“That’s an effect that we managed to muck around with. It was a very experimental idea, a sort of trick really, that took us a long time to do. I wanted to give the impression of a very desperate attempt to communicate.”
Another peculiar effect on the new record occurs at the start of the title track. A frightened, male voice cries “It’s in the trees! It’s coming!”
“It’s really the idea of someone being chased by something–which in this case is love–but something that they’re really scared of. It’s being treated in an incredibly melodramatic way, you know, as if some great monster is coming to get you.”
The line comes from a 1956 black and white English horror movie, Night of the Demon (also released as Curse of the Demon). As it turns out, Kate is quite a fan of scary flicks. On the liner notes of Hounds of Love there’s a special thanks to Werner Herzog.
“There’s a piece of music in ‘Hello Earth’ that a choir sings. I heard that originally in a film of his called Nosferatu [a vampire movie]. It’s such a beautiful piece of traditional music, that I just had to use it, so we rearranged it for voices.”

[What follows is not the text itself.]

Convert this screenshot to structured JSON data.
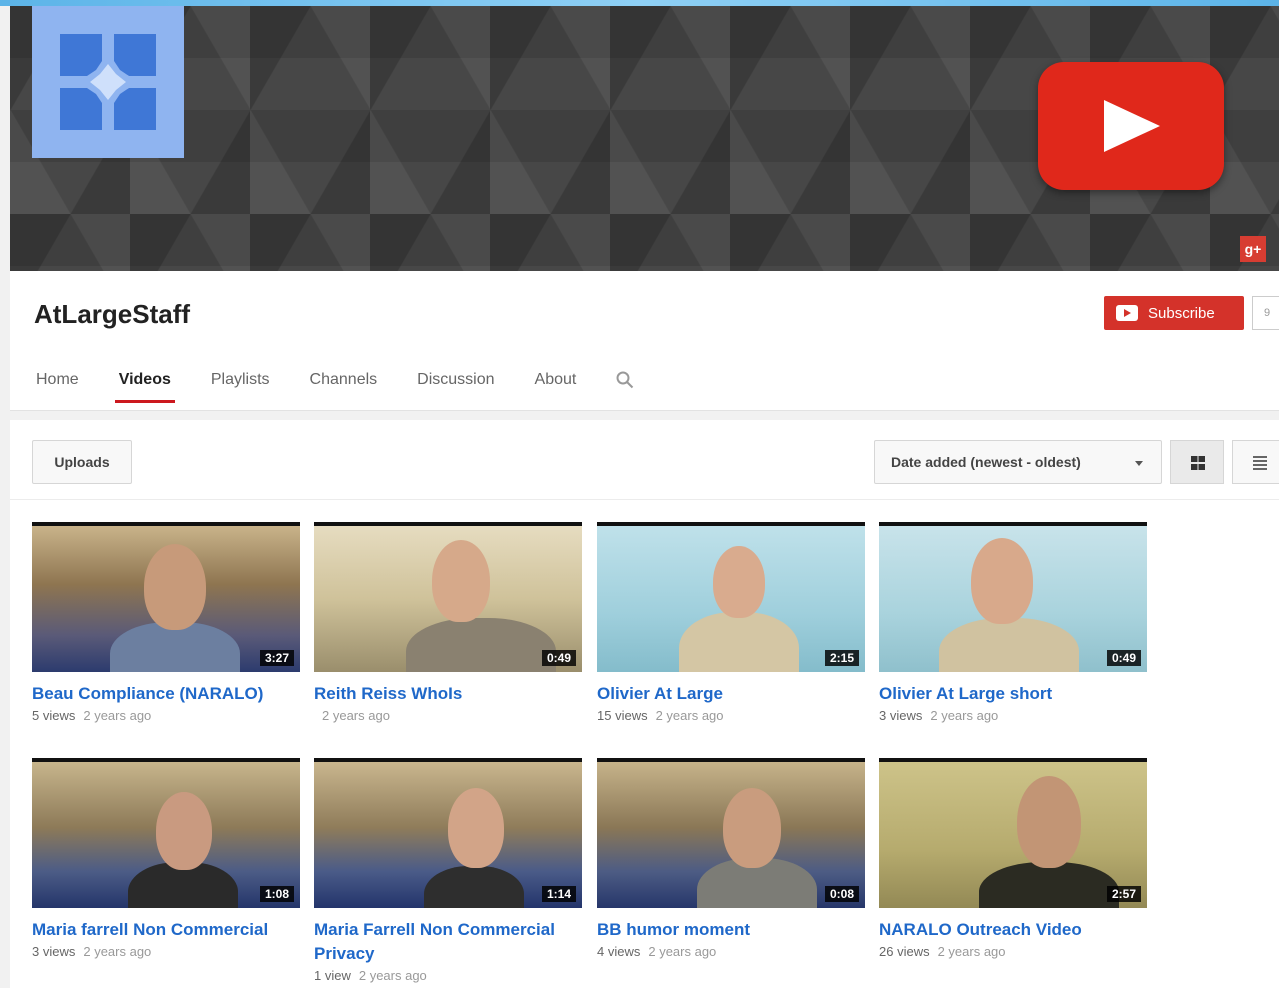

On “Hello Earth” an instrument called the bouzouki is used, and throughout Hounds instruments such as the balalaika and didjeridu are put into play. Kate seems to thrive on sounds that are found far off the beaten path of ordinary pop.
“I think you’re always looking for little pieces of gold amongst the rubbish–on every level. Lyrically, musically, and soundwise.
“The didjeridu I first used on the last album. There’s a man called Rolf Harris, who’s an incredible didjeridu player. And I’d written a track on the last album about aborigines [‘The Dreaming’], and asked him to come in and play it.”
On her new album, the didjeridu is played by Kate’s brother Paddy Bush. He uses it on “The Big Sky”, and also plays violin and fujare on “The Morning Fog”.
“Paddy has always been quite involved in all my albums. and Jon [Bush, another brother] hasn’t really played as much, but he’s been involved in vocal things, particularly on this album. He’s a novel writer as well, and a photographer.”
Brother Jon is actually the one responsible for the striking photography on the cover and inside sleeve of Hounds of Love. The cover shot depicts a seductive Kate cuddling in a purple bed with two German hunting dogs. On the back cover Kate is shown partially submerged in a weedy pond. There is a method to her madness.
“Since the album is like two completely different albums, and we gave each side a title, we thought it would be nice if it almost had two front covers. Each picture is sort of depicting a side, you know.”
Side One is titled “Hounds of Love”, and Side Two “The Ninth Wave”. The first side kicks off with the hit single “Running Up That Hill”, and carries on with four more individual tunes, while “The Ninth Wave” is a concept side, its seven songs combining to tell one story.
“Even though the first side isn’t conceptual, all the songs are linked by the fact that they’re about relationships of some kind. They’re all love songs, really.”
Bush says that she has a fascination with the psychology of people. “Everyone does really.” “Running Up That Hill” resulted from that keen interest in the way people think about one another.
“It’s the idea of people actually making a deal with God, you know, to just swap places with each other, and understand what it is like from the other person’s point of view.
“It’s about trying to bring people together even more. You always understand something better once you’ve experienced it.”
Kate Bush isn’t too certain about where her musical career will take her next. Obviously, her many fans would love the chance to see her live. Is touring a possibility?
“I think that’s the question that everyone is asking. I really would like to tour again, but it’s an incredibly big commitment–financially as well as timewise.
“I’m not quite sure what I want to do as a next project. It could perhaps be this film, or a tour, or perhaps I’ll go straight into another album. I don’t really want to go from one intense project to another….that just seems to be the way it is for me!”